We received new from our ski expedition group that they would be ready to be picked up in the next few days. No problem - we had plenty of time to sail to their meeting point and help them through the crux of their descent. Three hours after setting off, the yacht's gearbox gave up the ghost and let us get stuck in the increasingly dense drift ice. It wasn't long before we started thinking about Ernest Shackleton's endurance epic. The advantage we had over Shackleton, however, was the tourism that is now emerging in Antarctica:

Hitchhiking #1: The 80-person cruise ship 'Ocean Nova' came to our aid a few hours later and we spent the next ten hours being towed back to the Chilean research station.


Hitchhiking #2: After a few days, the skipper of the yacht 'Ocean Tramp' unexpectedly offered to take Nancy and me to the meeting point to pick up our expedition group. Late in the evening we set up our tent for the night next to a group of fur seals and the next day literally raced towards the expedition group. Due to communication difficulties, the expedition group did not know that we were coming. We met them in a white-out in the middle of their first of two difficult crux sections. If they had not been hauling heavy sledges, the terrain would not have been so dangerous. But with the heavy loads and the lack of experience of half the group, the situation was quite serious. A weight was lifted from our shoulders when we arrived back at the sea with the whole group safe and sound and we could drink to the successful crossing.

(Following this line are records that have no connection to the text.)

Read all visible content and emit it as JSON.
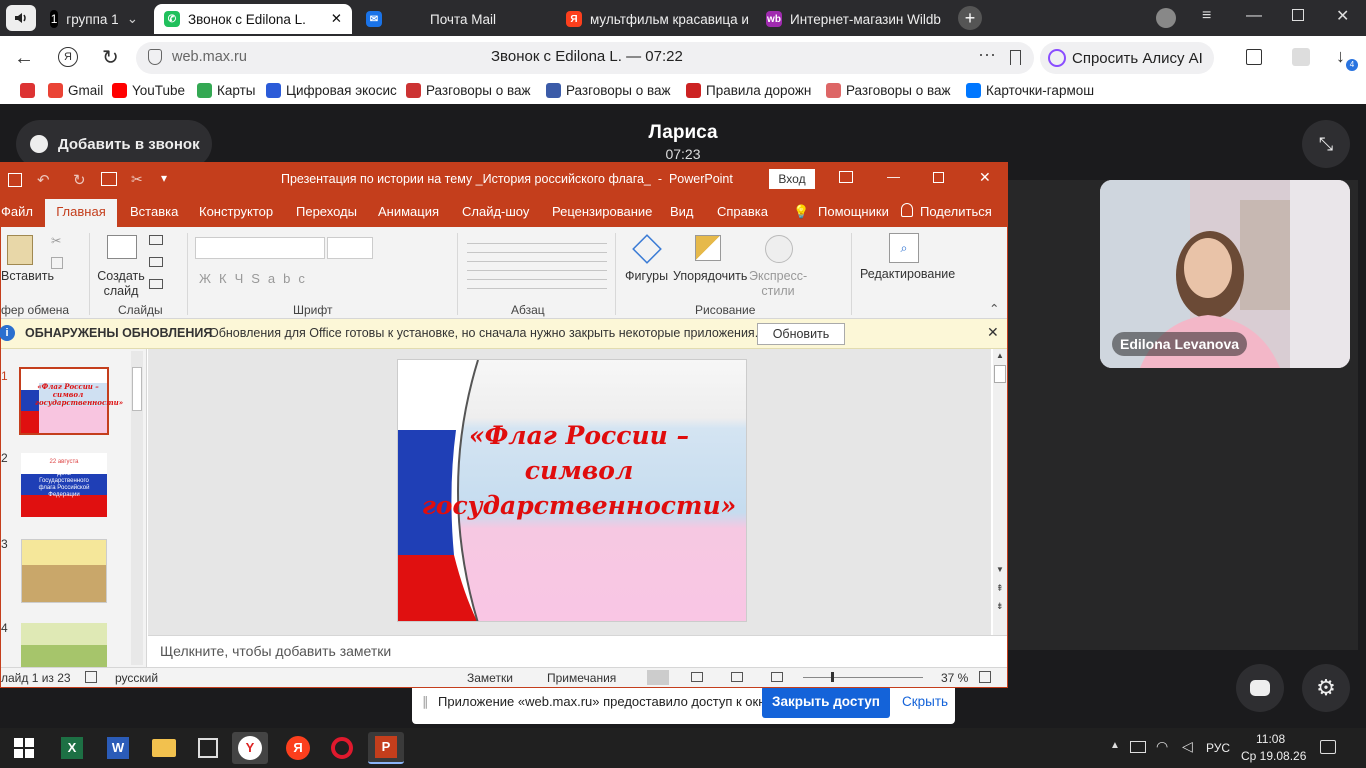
{
  "browser": {
    "tabs": [
      {
        "label": "группа 1",
        "count": "1",
        "icon": "people-icon"
      },
      {
        "label": "Звонок с Edilona L.",
        "icon": "phone-icon",
        "active": true
      },
      {
        "label": "Почта Mail",
        "icon": "mail-icon"
      },
      {
        "label": "мультфильм красавица и",
        "icon": "yandex-icon"
      },
      {
        "label": "Интернет-магазин Wildb",
        "icon": "wb-icon"
      }
    ],
    "address": "web.max.ru",
    "page_title": "Звонок с Edilona L. — 07:22",
    "alice_label": "Спросить Алису AI",
    "downloads_badge": "4",
    "bookmarks": [
      "Gmail",
      "YouTube",
      "Карты",
      "Цифровая экосис",
      "Разговоры о важ",
      "Разговоры о важ",
      "Правила дорожн",
      "Разговоры о важ",
      "Карточки-гармош"
    ]
  },
  "call": {
    "add_label": "Добавить в звонок",
    "caller_name": "Лариса",
    "timer": "07:23",
    "participant_name": "Edilona Levanova",
    "share_notice": "Приложение «web.max.ru» предоставило доступ к окну.",
    "close_access_label": "Закрыть доступ",
    "hide_label": "Скрыть"
  },
  "ppt": {
    "title": "Презентация по истории на тему _История российского флага_  -  PowerPoint",
    "login_label": "Вход",
    "tabs": [
      "Файл",
      "Главная",
      "Вставка",
      "Конструктор",
      "Переходы",
      "Анимация",
      "Слайд-шоу",
      "Рецензирование",
      "Вид",
      "Справка",
      "Помощники",
      "Поделиться"
    ],
    "ribbon": {
      "paste": "Вставить",
      "clipboard": "фер обмена",
      "new_slide": "Создать слайд",
      "slides": "Слайды",
      "font": "Шрифт",
      "paragraph": "Абзац",
      "shapes": "Фигуры",
      "arrange": "Упорядочить",
      "styles": "Экспресс-стили",
      "drawing": "Рисование",
      "editing": "Редактирование"
    },
    "update_bar": {
      "title": "ОБНАРУЖЕНЫ ОБНОВЛЕНИЯ",
      "text": "Обновления для Office готовы к установке, но сначала нужно закрыть некоторые приложения.",
      "button": "Обновить"
    },
    "thumb_numbers": [
      "1",
      "2",
      "3",
      "4"
    ],
    "thumb2_text": [
      "22 августа",
      "День Государственного флага Российской Федерации"
    ],
    "slide_title": "«Флаг России – символ государственности»",
    "notes_placeholder": "Щелкните, чтобы добавить заметки",
    "status": {
      "slide_of": "лайд 1 из 23",
      "language": "русский",
      "notes": "Заметки",
      "comments": "Примечания",
      "zoom": "37 %"
    }
  },
  "taskbar": {
    "time": "11:08",
    "date": "Ср 19.08.26",
    "lang": "РУС"
  },
  "colors": {
    "ppt_accent": "#c43e1c",
    "call_bg": "#1b1b1d",
    "primary_button": "#1463d9"
  }
}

Hitchhiking #3: Thanks to the amazing organisational skills of our skipper Cath, we and the tired and exhausted group were generously welcomed on board the Polish yacht 'Selma'. The 'Selma' was already full with 10 divers, crew and equipment, but somehow they managed to accommodate the eight of us, plus our skis, all our equipment and 16 sledges. They fed us very well, brought us back to our yacht and at 3 o'clock in the morning we crashed out in our bunks dead to the world.

Hitchhiking #4: Our next "lift" was with the French Pod Orange. The plan was that they would tow us a few kilometres out into the open sea so that we could set sail on our own to cross back over the Drake Passage. Two-and-a-half days later, they were still towing us. There was no wind. Not a breath!

Hitchhiking #5: Pod Orange had to leave us, otherwise they would be unable to make it to Ushuaia in time. In the middle of the Drake Passage they handed us over to the Russian yacht 'RusArc Aurora', who generously towed us the rest of the way to the Argentine mainland.

Text: Ralf Dujmovits

Ralf Dujmovits lives with his partner Nancy Hansen in the Black Forest and whenever time permits embarks on mountaineering expeditions, tours in the Alps and sport climbing. The professional mountaineer travelled the world for a year between school and medical studies, later he climbed the highest mountains of all seven continents with customers and was the first (and only) German to stand on all 14 peaks above 8000 metres. He became well-known following a 33-hour live broadcast of his ascent of the north face of the Eiger. With over 50 expeditions, he is one of the most experienced mountaineers and mountain guides in the world.